> AIM OF THE EXERCISE:
Write the records out again, unchanged.

*** Opening of PROVIDED RECORDS ***

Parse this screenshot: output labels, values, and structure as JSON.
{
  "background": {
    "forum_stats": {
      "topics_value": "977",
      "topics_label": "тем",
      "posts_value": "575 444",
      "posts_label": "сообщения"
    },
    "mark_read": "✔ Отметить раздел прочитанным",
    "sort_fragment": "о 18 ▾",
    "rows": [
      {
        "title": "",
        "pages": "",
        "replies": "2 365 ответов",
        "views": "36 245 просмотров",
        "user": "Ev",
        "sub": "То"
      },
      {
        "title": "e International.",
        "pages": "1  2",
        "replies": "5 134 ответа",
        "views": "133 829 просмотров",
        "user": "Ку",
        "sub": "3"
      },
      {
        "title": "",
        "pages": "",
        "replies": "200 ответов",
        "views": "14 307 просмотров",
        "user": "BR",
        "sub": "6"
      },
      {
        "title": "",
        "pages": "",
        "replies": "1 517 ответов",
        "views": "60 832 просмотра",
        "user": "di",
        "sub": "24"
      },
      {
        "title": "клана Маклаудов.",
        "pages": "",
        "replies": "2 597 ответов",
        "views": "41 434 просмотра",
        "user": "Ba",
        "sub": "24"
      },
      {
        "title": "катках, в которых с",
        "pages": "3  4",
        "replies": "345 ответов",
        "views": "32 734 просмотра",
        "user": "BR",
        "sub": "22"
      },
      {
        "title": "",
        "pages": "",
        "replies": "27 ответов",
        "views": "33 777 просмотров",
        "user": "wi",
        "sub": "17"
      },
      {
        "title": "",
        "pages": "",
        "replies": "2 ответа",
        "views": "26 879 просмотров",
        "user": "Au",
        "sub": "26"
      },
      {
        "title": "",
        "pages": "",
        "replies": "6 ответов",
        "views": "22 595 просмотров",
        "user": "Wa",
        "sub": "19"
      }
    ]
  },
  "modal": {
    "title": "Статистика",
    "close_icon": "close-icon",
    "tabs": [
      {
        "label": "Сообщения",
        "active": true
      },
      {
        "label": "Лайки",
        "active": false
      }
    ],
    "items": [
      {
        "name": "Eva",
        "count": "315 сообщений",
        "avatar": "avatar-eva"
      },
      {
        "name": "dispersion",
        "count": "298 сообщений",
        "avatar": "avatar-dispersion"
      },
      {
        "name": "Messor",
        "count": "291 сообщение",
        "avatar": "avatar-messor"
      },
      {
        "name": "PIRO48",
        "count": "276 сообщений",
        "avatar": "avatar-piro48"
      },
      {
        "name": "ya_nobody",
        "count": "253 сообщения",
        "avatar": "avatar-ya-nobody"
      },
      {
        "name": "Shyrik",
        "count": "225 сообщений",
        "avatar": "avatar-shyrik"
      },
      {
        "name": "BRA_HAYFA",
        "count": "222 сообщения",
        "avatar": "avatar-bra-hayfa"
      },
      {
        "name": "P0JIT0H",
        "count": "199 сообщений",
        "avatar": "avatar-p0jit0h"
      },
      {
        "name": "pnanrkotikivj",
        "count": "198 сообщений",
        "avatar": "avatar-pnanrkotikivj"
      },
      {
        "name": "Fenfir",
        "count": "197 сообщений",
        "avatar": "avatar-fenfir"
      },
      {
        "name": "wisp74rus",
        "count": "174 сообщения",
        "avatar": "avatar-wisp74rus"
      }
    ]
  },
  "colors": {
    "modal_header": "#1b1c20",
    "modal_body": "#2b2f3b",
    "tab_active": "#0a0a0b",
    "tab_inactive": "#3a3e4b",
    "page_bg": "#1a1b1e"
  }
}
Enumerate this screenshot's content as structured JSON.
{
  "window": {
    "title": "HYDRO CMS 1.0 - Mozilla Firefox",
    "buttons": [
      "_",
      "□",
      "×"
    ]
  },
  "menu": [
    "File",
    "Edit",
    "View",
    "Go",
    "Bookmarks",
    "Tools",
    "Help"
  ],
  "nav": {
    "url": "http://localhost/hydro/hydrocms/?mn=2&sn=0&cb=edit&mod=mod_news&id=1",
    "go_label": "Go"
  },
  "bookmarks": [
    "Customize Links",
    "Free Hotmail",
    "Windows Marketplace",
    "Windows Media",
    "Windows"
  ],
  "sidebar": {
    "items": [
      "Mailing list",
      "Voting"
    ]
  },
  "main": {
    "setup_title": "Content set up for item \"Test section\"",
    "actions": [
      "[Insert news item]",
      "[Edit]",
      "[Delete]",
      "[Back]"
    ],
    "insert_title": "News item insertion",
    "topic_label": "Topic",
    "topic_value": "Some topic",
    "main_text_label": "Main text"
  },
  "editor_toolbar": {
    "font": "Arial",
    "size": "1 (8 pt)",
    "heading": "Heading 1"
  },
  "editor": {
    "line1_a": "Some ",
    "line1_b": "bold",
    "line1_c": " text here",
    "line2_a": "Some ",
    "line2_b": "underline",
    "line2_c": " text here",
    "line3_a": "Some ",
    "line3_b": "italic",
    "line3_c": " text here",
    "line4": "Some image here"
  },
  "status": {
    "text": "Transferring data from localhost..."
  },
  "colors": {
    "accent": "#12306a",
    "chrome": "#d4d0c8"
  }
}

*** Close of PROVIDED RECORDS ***

> OUTPUT FOR THIS TASK:
Parse this screenshot: output labels, values, and structure as JSON.
{
  "background": {
    "forum_stats": {
      "topics_value": "977",
      "topics_label": "тем",
      "posts_value": "575 444",
      "posts_label": "сообщения"
    },
    "mark_read": "✔ Отметить раздел прочитанным",
    "sort_fragment": "о 18 ▾",
    "rows": [
      {
        "title": "",
        "pages": "",
        "replies": "2 365 ответов",
        "views": "36 245 просмотров",
        "user": "Ev",
        "sub": "То"
      },
      {
        "title": "e International.",
        "pages": "1  2",
        "replies": "5 134 ответа",
        "views": "133 829 просмотров",
        "user": "Ку",
        "sub": "3"
      },
      {
        "title": "",
        "pages": "",
        "replies": "200 ответов",
        "views": "14 307 просмотров",
        "user": "BR",
        "sub": "6"
      },
      {
        "title": "",
        "pages": "",
        "replies": "1 517 ответов",
        "views": "60 832 просмотра",
        "user": "di",
        "sub": "24"
      },
      {
        "title": "клана Маклаудов.",
        "pages": "",
        "replies": "2 597 ответов",
        "views": "41 434 просмотра",
        "user": "Ba",
        "sub": "24"
      },
      {
        "title": "катках, в которых с",
        "pages": "3  4",
        "replies": "345 ответов",
        "views": "32 734 просмотра",
        "user": "BR",
        "sub": "22"
      },
      {
        "title": "",
        "pages": "",
        "replies": "27 ответов",
        "views": "33 777 просмотров",
        "user": "wi",
        "sub": "17"
      },
      {
        "title": "",
        "pages": "",
        "replies": "2 ответа",
        "views": "26 879 просмотров",
        "user": "Au",
        "sub": "26"
      },
      {
        "title": "",
        "pages": "",
        "replies": "6 ответов",
        "views": "22 595 просмотров",
        "user": "Wa",
        "sub": "19"
      }
    ]
  },
  "modal": {
    "title": "Статистика",
    "close_icon": "close-icon",
    "tabs": [
      {
        "label": "Сообщения",
        "active": true
      },
      {
        "label": "Лайки",
        "active": false
      }
    ],
    "items": [
      {
        "name": "Eva",
        "count": "315 сообщений",
        "avatar": "avatar-eva"
      },
      {
        "name": "dispersion",
        "count": "298 сообщений",
        "avatar": "avatar-dispersion"
      },
      {
        "name": "Messor",
        "count": "291 сообщение",
        "avatar": "avatar-messor"
      },
      {
        "name": "PIRO48",
        "count": "276 сообщений",
        "avatar": "avatar-piro48"
      },
      {
        "name": "ya_nobody",
        "count": "253 сообщения",
        "avatar": "avatar-ya-nobody"
      },
      {
        "name": "Shyrik",
        "count": "225 сообщений",
        "avatar": "avatar-shyrik"
      },
      {
        "name": "BRA_HAYFA",
        "count": "222 сообщения",
        "avatar": "avatar-bra-hayfa"
      },
      {
        "name": "P0JIT0H",
        "count": "199 сообщений",
        "avatar": "avatar-p0jit0h"
      },
      {
        "name": "pnanrkotikivj",
        "count": "198 сообщений",
        "avatar": "avatar-pnanrkotikivj"
      },
      {
        "name": "Fenfir",
        "count": "197 сообщений",
        "avatar": "avatar-fenfir"
      },
      {
        "name": "wisp74rus",
        "count": "174 сообщения",
        "avatar": "avatar-wisp74rus"
      }
    ]
  },
  "colors": {
    "modal_header": "#1b1c20",
    "modal_body": "#2b2f3b",
    "tab_active": "#0a0a0b",
    "tab_inactive": "#3a3e4b",
    "page_bg": "#1a1b1e"
  }
}
Enumerate this screenshot's content as structured JSON.
{
  "window": {
    "title": "HYDRO CMS 1.0 - Mozilla Firefox",
    "buttons": [
      "_",
      "□",
      "×"
    ]
  },
  "menu": [
    "File",
    "Edit",
    "View",
    "Go",
    "Bookmarks",
    "Tools",
    "Help"
  ],
  "nav": {
    "url": "http://localhost/hydro/hydrocms/?mn=2&sn=0&cb=edit&mod=mod_news&id=1",
    "go_label": "Go"
  },
  "bookmarks": [
    "Customize Links",
    "Free Hotmail",
    "Windows Marketplace",
    "Windows Media",
    "Windows"
  ],
  "sidebar": {
    "items": [
      "Mailing list",
      "Voting"
    ]
  },
  "main": {
    "setup_title": "Content set up for item \"Test section\"",
    "actions": [
      "[Insert news item]",
      "[Edit]",
      "[Delete]",
      "[Back]"
    ],
    "insert_title": "News item insertion",
    "topic_label": "Topic",
    "topic_value": "Some topic",
    "main_text_label": "Main text"
  },
  "editor_toolbar": {
    "font": "Arial",
    "size": "1 (8 pt)",
    "heading": "Heading 1"
  },
  "editor": {
    "line1_a": "Some ",
    "line1_b": "bold",
    "line1_c": " text here",
    "line2_a": "Some ",
    "line2_b": "underline",
    "line2_c": " text here",
    "line3_a": "Some ",
    "line3_b": "italic",
    "line3_c": " text here",
    "line4": "Some image here"
  },
  "status": {
    "text": "Transferring data from localhost..."
  },
  "colors": {
    "accent": "#12306a",
    "chrome": "#d4d0c8"
  }
}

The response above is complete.